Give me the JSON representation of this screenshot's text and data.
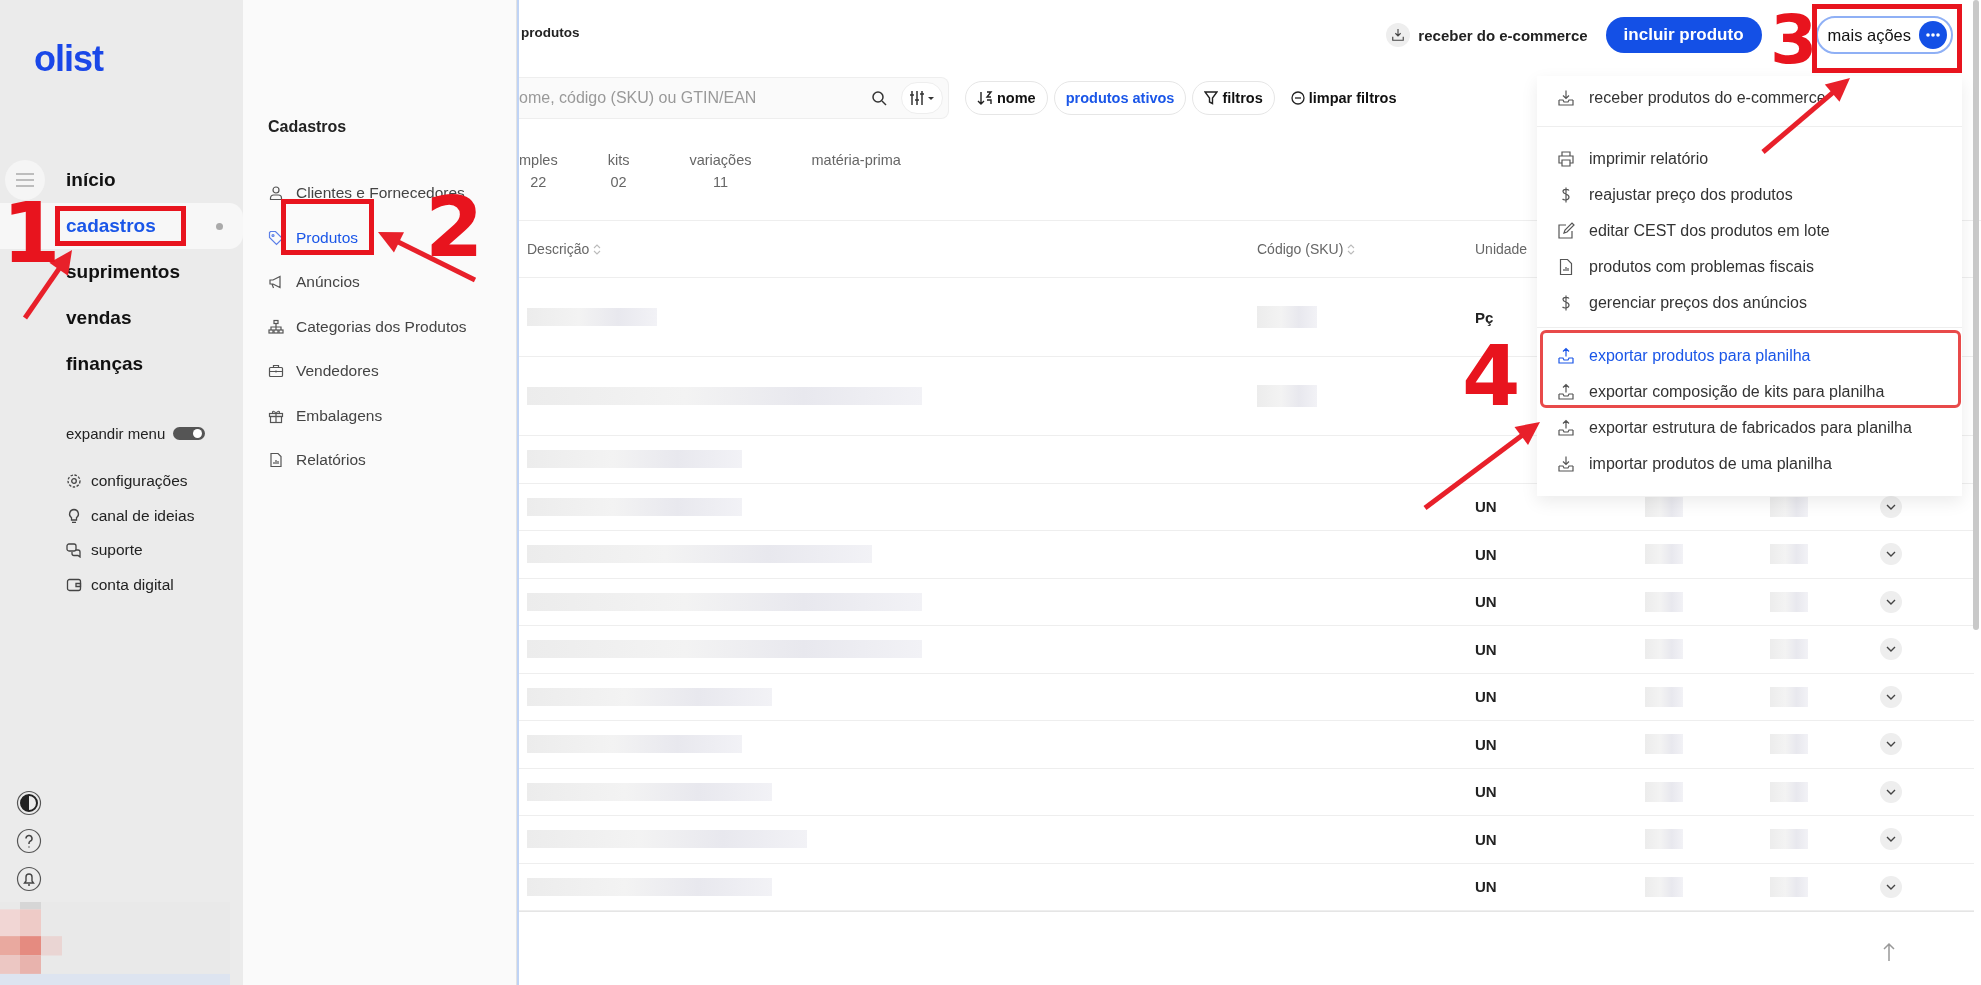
{
  "sidebar": {
    "logo": "olist",
    "nav": [
      {
        "label": "início",
        "selected": false
      },
      {
        "label": "cadastros",
        "selected": true
      },
      {
        "label": "suprimentos",
        "selected": false
      },
      {
        "label": "vendas",
        "selected": false
      },
      {
        "label": "finanças",
        "selected": false
      }
    ],
    "expand_menu": {
      "label": "expandir menu",
      "on": true
    },
    "links": [
      {
        "label": "configurações"
      },
      {
        "label": "canal de ideias"
      },
      {
        "label": "suporte"
      },
      {
        "label": "conta digital"
      }
    ]
  },
  "submenu": {
    "title": "Cadastros",
    "items": [
      {
        "label": "Clientes e Fornecedores",
        "selected": false
      },
      {
        "label": "Produtos",
        "selected": true
      },
      {
        "label": "Anúncios",
        "selected": false
      },
      {
        "label": "Categorias dos Produtos",
        "selected": false
      },
      {
        "label": "Vendedores",
        "selected": false
      },
      {
        "label": "Embalagens",
        "selected": false
      },
      {
        "label": "Relatórios",
        "selected": false
      }
    ]
  },
  "page": {
    "title": "produtos"
  },
  "header_actions": [
    {
      "label": "receber do e-commerce",
      "kind": "ghost"
    },
    {
      "label": "incluir produto",
      "kind": "primary"
    },
    {
      "label": "mais ações",
      "kind": "outline"
    }
  ],
  "search": {
    "placeholder": "ome, código (SKU) ou GTIN/EAN"
  },
  "chips": [
    {
      "label": "nome",
      "kind": "sort",
      "selected": false
    },
    {
      "label": "produtos ativos",
      "kind": "plain",
      "selected": true
    },
    {
      "label": "filtros",
      "kind": "filter",
      "selected": false
    },
    {
      "label": "limpar filtros",
      "kind": "clear",
      "selected": false
    }
  ],
  "tabs": [
    {
      "label": "mples",
      "count": "22"
    },
    {
      "label": "kits",
      "count": "02"
    },
    {
      "label": "variações",
      "count": "11"
    },
    {
      "label": "matéria-prima"
    }
  ],
  "table": {
    "columns": [
      "Descrição",
      "Código (SKU)",
      "Unidade"
    ],
    "rows": [
      {
        "unit": "Pç"
      },
      {},
      {},
      {
        "unit": "UN"
      },
      {
        "unit": "UN"
      },
      {
        "unit": "UN"
      },
      {
        "unit": "UN"
      },
      {
        "unit": "UN"
      },
      {
        "unit": "UN"
      },
      {
        "unit": "UN"
      },
      {
        "unit": "UN"
      },
      {
        "unit": "UN"
      }
    ]
  },
  "menu": {
    "groups": [
      [
        {
          "label": "receber produtos do e-commerce",
          "selected": false
        }
      ],
      [
        {
          "label": "imprimir relatório",
          "selected": false
        },
        {
          "label": "reajustar preço dos produtos",
          "selected": false
        },
        {
          "label": "editar CEST dos produtos em lote",
          "selected": false
        },
        {
          "label": "produtos com problemas fiscais",
          "selected": false
        },
        {
          "label": "gerenciar preços dos anúncios",
          "selected": false
        }
      ],
      [
        {
          "label": "exportar produtos para planilha",
          "selected": true
        },
        {
          "label": "exportar composição de kits para planilha",
          "selected": false
        },
        {
          "label": "exportar estrutura de fabricados para planilha",
          "selected": false
        },
        {
          "label": "importar produtos de uma planilha",
          "selected": false
        }
      ]
    ]
  },
  "annotations": [
    {
      "label": "1"
    },
    {
      "label": "2"
    },
    {
      "label": "3"
    },
    {
      "label": "4"
    }
  ]
}
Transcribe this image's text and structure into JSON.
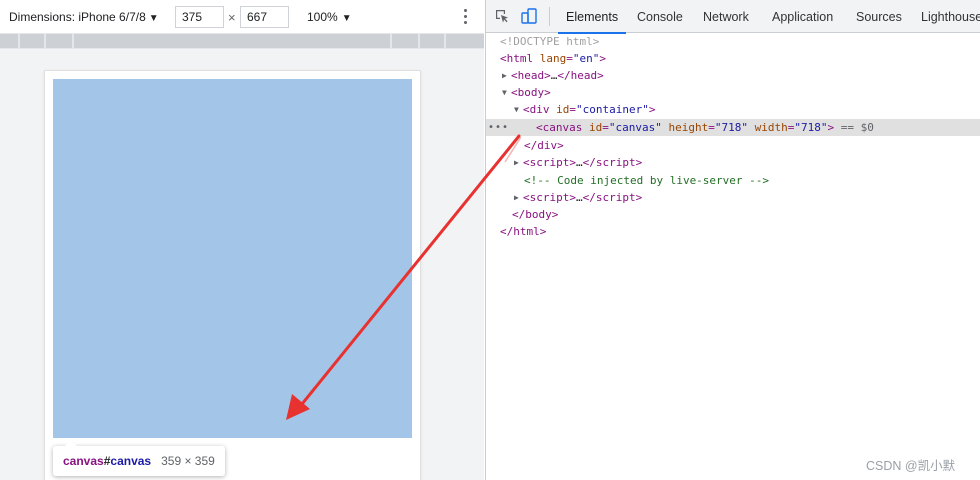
{
  "device_toolbar": {
    "dimensions_label": "Dimensions: iPhone 6/7/8",
    "width_value": "375",
    "height_value": "667",
    "times_sign": "×",
    "zoom_label": "100%"
  },
  "tooltip": {
    "tag": "canvas",
    "hash": "#",
    "id": "canvas",
    "size": "359 × 359"
  },
  "devtools": {
    "tabs": [
      "Elements",
      "Console",
      "Network",
      "Application",
      "Sources",
      "Lighthouse"
    ],
    "active_tab": "Elements",
    "dom": {
      "doctype": "<!DOCTYPE html>",
      "html_tag": "html",
      "html_lang_attr": "lang",
      "html_lang_val": "\"en\"",
      "head_collapsed": "head",
      "body_tag": "body",
      "div_tag": "div",
      "div_id_attr": "id",
      "div_id_val": "\"container\"",
      "canvas_tag": "canvas",
      "canvas_id_attr": "id",
      "canvas_id_val": "\"canvas\"",
      "canvas_height_attr": "height",
      "canvas_height_val": "\"718\"",
      "canvas_width_attr": "width",
      "canvas_width_val": "\"718\"",
      "selected_ref": "== $0",
      "script_tag": "script",
      "comment": "<!-- Code injected by live-server -->",
      "ellipsis": "…"
    }
  },
  "watermark": "CSDN @凯小默",
  "colors": {
    "canvas_fill": "#a3c5e8",
    "arrow": "#e8322f",
    "active_tab_underline": "#1a73e8"
  }
}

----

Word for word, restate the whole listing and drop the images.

Give me the JSON representation of this screenshot's text and data.
{
  "sidebar": {
    "logo": "olist",
    "nav": [
      {
        "label": "início",
        "selected": false
      },
      {
        "label": "cadastros",
        "selected": true
      },
      {
        "label": "suprimentos",
        "selected": false
      },
      {
        "label": "vendas",
        "selected": false
      },
      {
        "label": "finanças",
        "selected": false
      }
    ],
    "expand_menu": {
      "label": "expandir menu",
      "on": true
    },
    "links": [
      {
        "label": "configurações"
      },
      {
        "label": "canal de ideias"
      },
      {
        "label": "suporte"
      },
      {
        "label": "conta digital"
      }
    ]
  },
  "submenu": {
    "title": "Cadastros",
    "items": [
      {
        "label": "Clientes e Fornecedores",
        "selected": false
      },
      {
        "label": "Produtos",
        "selected": true
      },
      {
        "label": "Anúncios",
        "selected": false
      },
      {
        "label": "Categorias dos Produtos",
        "selected": false
      },
      {
        "label": "Vendedores",
        "selected": false
      },
      {
        "label": "Embalagens",
        "selected": false
      },
      {
        "label": "Relatórios",
        "selected": false
      }
    ]
  },
  "page": {
    "title": "produtos"
  },
  "header_actions": [
    {
      "label": "receber do e-commerce",
      "kind": "ghost"
    },
    {
      "label": "incluir produto",
      "kind": "primary"
    },
    {
      "label": "mais ações",
      "kind": "outline"
    }
  ],
  "search": {
    "placeholder": "ome, código (SKU) ou GTIN/EAN"
  },
  "chips": [
    {
      "label": "nome",
      "kind": "sort",
      "selected": false
    },
    {
      "label": "produtos ativos",
      "kind": "plain",
      "selected": true
    },
    {
      "label": "filtros",
      "kind": "filter",
      "selected": false
    },
    {
      "label": "limpar filtros",
      "kind": "clear",
      "selected": false
    }
  ],
  "tabs": [
    {
      "label": "mples",
      "count": "22"
    },
    {
      "label": "kits",
      "count": "02"
    },
    {
      "label": "variações",
      "count": "11"
    },
    {
      "label": "matéria-prima"
    }
  ],
  "table": {
    "columns": [
      "Descrição",
      "Código (SKU)",
      "Unidade"
    ],
    "rows": [
      {
        "unit": "Pç"
      },
      {},
      {},
      {
        "unit": "UN"
      },
      {
        "unit": "UN"
      },
      {
        "unit": "UN"
      },
      {
        "unit": "UN"
      },
      {
        "unit": "UN"
      },
      {
        "unit": "UN"
      },
      {
        "unit": "UN"
      },
      {
        "unit": "UN"
      },
      {
        "unit": "UN"
      }
    ]
  },
  "menu": {
    "groups": [
      [
        {
          "label": "receber produtos do e-commerce",
          "selected": false
        }
      ],
      [
        {
          "label": "imprimir relatório",
          "selected": false
        },
        {
          "label": "reajustar preço dos produtos",
          "selected": false
        },
        {
          "label": "editar CEST dos produtos em lote",
          "selected": false
        },
        {
          "label": "produtos com problemas fiscais",
          "selected": false
        },
        {
          "label": "gerenciar preços dos anúncios",
          "selected": false
        }
      ],
      [
        {
          "label": "exportar produtos para planilha",
          "selected": true
        },
        {
          "label": "exportar composição de kits para planilha",
          "selected": false
        },
        {
          "label": "exportar estrutura de fabricados para planilha",
          "selected": false
        },
        {
          "label": "importar produtos de uma planilha",
          "selected": false
        }
      ]
    ]
  },
  "annotations": [
    {
      "label": "1"
    },
    {
      "label": "2"
    },
    {
      "label": "3"
    },
    {
      "label": "4"
    }
  ]
}
Transcribe this image's text and structure into JSON.
{
  "device_toolbar": {
    "dimensions_label": "Dimensions: iPhone 6/7/8",
    "width_value": "375",
    "height_value": "667",
    "times_sign": "×",
    "zoom_label": "100%"
  },
  "tooltip": {
    "tag": "canvas",
    "hash": "#",
    "id": "canvas",
    "size": "359 × 359"
  },
  "devtools": {
    "tabs": [
      "Elements",
      "Console",
      "Network",
      "Application",
      "Sources",
      "Lighthouse"
    ],
    "active_tab": "Elements",
    "dom": {
      "doctype": "<!DOCTYPE html>",
      "html_tag": "html",
      "html_lang_attr": "lang",
      "html_lang_val": "\"en\"",
      "head_collapsed": "head",
      "body_tag": "body",
      "div_tag": "div",
      "div_id_attr": "id",
      "div_id_val": "\"container\"",
      "canvas_tag": "canvas",
      "canvas_id_attr": "id",
      "canvas_id_val": "\"canvas\"",
      "canvas_height_attr": "height",
      "canvas_height_val": "\"718\"",
      "canvas_width_attr": "width",
      "canvas_width_val": "\"718\"",
      "selected_ref": "== $0",
      "script_tag": "script",
      "comment": "<!-- Code injected by live-server -->",
      "ellipsis": "…"
    }
  },
  "watermark": "CSDN @凯小默",
  "colors": {
    "canvas_fill": "#a3c5e8",
    "arrow": "#e8322f",
    "active_tab_underline": "#1a73e8"
  }
}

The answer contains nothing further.